Advertisement

Abstract

The new Russian literature emerged from trie decade of arguments on trie liberation of trie serfs, which preceded the proclamation of this reform by Alexander II in 1861. It developed at the same time with the campaign against autocracy, which would reach a climax in the “Land and Freedom” movement of the 1880s. Yet, it will be an unwarranted overestimation of literature’s influence on political decision-making to argue that the liberation of the serfs, or (a less popular claim) the subsequent assassination of the Tsar-Liberator, was brought about by writers’ efforts.
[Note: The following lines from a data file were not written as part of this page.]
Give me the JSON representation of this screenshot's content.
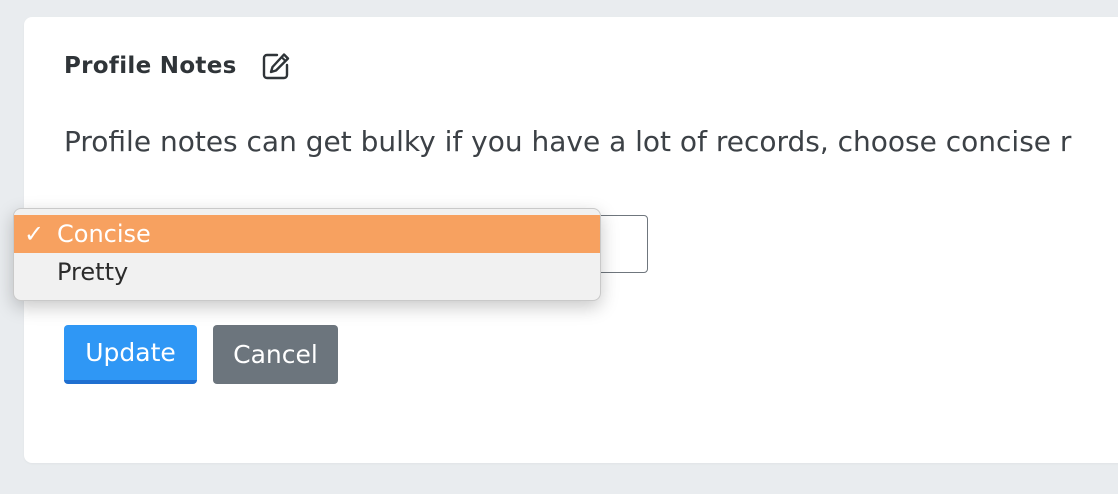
{
  "card": {
    "title": "Profile Notes",
    "edit_icon": "edit-icon",
    "description": "Profile notes can get bulky if you have a lot of records, choose concise r"
  },
  "select": {
    "selected_value": "Concise",
    "options": [
      {
        "label": "Concise",
        "selected": true,
        "check": "✓"
      },
      {
        "label": "Pretty",
        "selected": false,
        "check": ""
      }
    ]
  },
  "buttons": {
    "update_label": "Update",
    "cancel_label": "Cancel"
  },
  "colors": {
    "background": "#e9ecef",
    "card": "#ffffff",
    "option_highlight": "#f7a160",
    "primary": "#2f97f5",
    "secondary": "#6c757d"
  }
}
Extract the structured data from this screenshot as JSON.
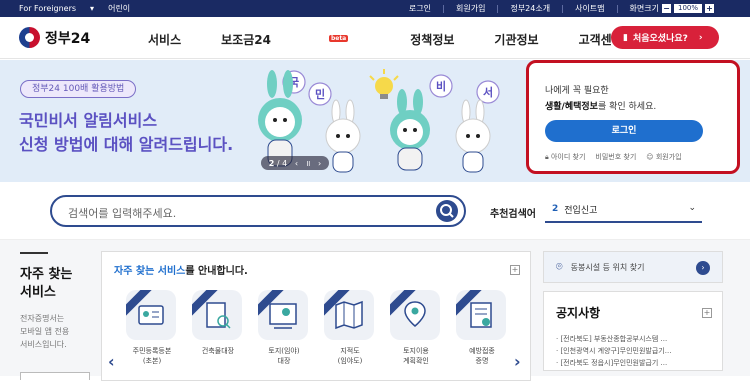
{
  "topbar": {
    "for_foreigners": "For Foreigners",
    "kids": "어린이",
    "login": "로그인",
    "signup": "회원가입",
    "intro": "정부24소개",
    "sitemap": "사이트맵",
    "zoom_label": "화면크기",
    "zoom_minus": "−",
    "zoom_value": "100%",
    "zoom_plus": "+"
  },
  "header": {
    "logo_text": "정부24",
    "menu": [
      "서비스",
      "보조금24",
      "정책정보",
      "기관정보",
      "고객센터"
    ],
    "beta": "beta",
    "cta": "처음오셨나요?"
  },
  "hero": {
    "pill": "정부24 100배 활용방법",
    "title_1": "국민비서 알림서비스",
    "title_2": "신청 방법에 대해 알려드립니다.",
    "bubbles": [
      "국",
      "민",
      "비",
      "서"
    ],
    "pager_current": "2",
    "pager_sep": "/",
    "pager_total": "4"
  },
  "login_panel": {
    "line1": "나에게 꼭 필요한",
    "line2_bold": "생활/혜택정보",
    "line2_rest": "를 확인 하세요.",
    "button": "로그인",
    "find_id": "아이디 찾기",
    "find_pw": "비밀번호 찾기",
    "join": "회원가입"
  },
  "search": {
    "placeholder": "검색어를 입력해주세요.",
    "rec_label": "추천검색어",
    "rec_rank": "2",
    "rec_term": "전입신고"
  },
  "favorites": {
    "title_1": "자주 찾는",
    "title_2": "서비스",
    "desc_1": "전자증명서는",
    "desc_2": "모바일 앱 전용",
    "desc_3": "서비스입니다."
  },
  "services": {
    "head_em": "자주 찾는 서비스",
    "head_rest": "를 안내합니다.",
    "tiles": [
      {
        "l1": "주민등록등본",
        "l2": "(초본)",
        "icon": "id-card-icon"
      },
      {
        "l1": "건축물대장",
        "l2": "",
        "icon": "document-search-icon"
      },
      {
        "l1": "토지(임야)",
        "l2": "대장",
        "icon": "land-map-icon"
      },
      {
        "l1": "지적도",
        "l2": "(임야도)",
        "icon": "folded-map-icon"
      },
      {
        "l1": "토지이용",
        "l2": "계획확인",
        "icon": "location-pin-icon"
      },
      {
        "l1": "예방접종",
        "l2": "증명",
        "icon": "vaccine-cert-icon"
      }
    ]
  },
  "right": {
    "location": "동봉시설 등 위치 찾기",
    "notice_title": "공지사항",
    "notices": [
      "[전라북도] 부동산종합공부시스템 ...",
      "[인천광역시 계양구]무인민원발급기...",
      "[전라북도 정읍시]무인민원발급기 ..."
    ]
  },
  "colors": {
    "topbar": "#1a2a63",
    "accent_red": "#d8213a",
    "hero_bg": "#e1ecf8",
    "hero_text": "#5b51c2",
    "primary_blue": "#1f6fce",
    "highlight_border": "#c31021"
  }
}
The writers and poets of Pushkin’s age had, all but a few, come from the ranks of the aristocracy; it was also they who established the tradition of opposition to the regime by their support of the Decembrist revolt of 1825. As the reign of Nicholas I came to an end in 1855, the aristocratic writer had still not become a rarity in the landscape of Russian literature, but it was rare enough for him not to write critically of his own social milieu.

Keywords

Chinese Literature Russian Literature Foreign Literature Chinese Writer Chinese Intellectual 
These keywords were added by machine and not by the authors. This process is experimental and the keywords may be updated as the learning algorithm improves.

Preview

Unable to display preview. Download preview PDF.

Unable to display preview. Download preview PDF.

Notes

  1. 5.
    David M. Bethea, “Literature”, in Nicholas Rzhevsky, ed., The Cambridge Companion to Modern Russian Culture (Cambridge: Cambridge University Press, 1998), here pp. 165–66.Google Scholar
  2. 7.
    This point is made by Benjamin Schwartz, “The Intelligentsia in Communist China: A Tentative Comparison”, in Richard Pipes, ed., The Russian Intelligentsia (New York: Columbia University Press, 1961), here pp. 176–77.Google Scholar
  3. 9.
    See Zheng Zhenduo, “Wenxue de tongyiguan” (A Unified View of Literature), Xiaoshuoyuebao, vol. 13, no. 8 (August 1922), pp. 1–10.Google Scholar
  4. 19.
    See Charles W. Hayford, To the People: James Yen and Village China (New York: Columbia University Press, 1990).Google Scholar
  5. 20.
    Cf. Hung Changtai, Going to the People: Chinese Intellectuals and Folk Literature, 1918–1937 (Cambridge, MA: Harvard University Press, 1985), pp. 173–75.Google Scholar
  6. 21.
    Alexander Etkind, “Orientalism Reversed: Russian Literature in the Times of Empire”, Modern Intellectual History, vol. 4, no. 3 (2007), p. 626.CrossRefGoogle Scholar
  7. 23.
    For a survey of these origins, see W Gareth Jones, “Politics”, in Malcolm V. Jones and Robin Feuer Miller, eds., The Cambridge Companion to the Classic Russian Novel (Cambridge: Cambridge University Press, 1998).CrossRefGoogle Scholar
  8. 41.
    Vitalii A. Shentalinskü, Donos na Sokrata (Moscow: Formika-S, 2001), esp. pp. 72–3.Google Scholar
  9. 67.
    Boris Pasternak, Safe Conduct: An Autobiography and Other Writing (New York: New Directions, 1958), p. 119.Google Scholar
  10. 70.
    Vladimir Nabokov, Nikolai Gogol, corrected ed. (New York: New Directions, 1961), pp. 38–9.Google Scholar

Copyright information

© Mark Gamsa 2010

Authors and Affiliations

  • Mark Gamsa

There are no affiliations available

Personalised recommendations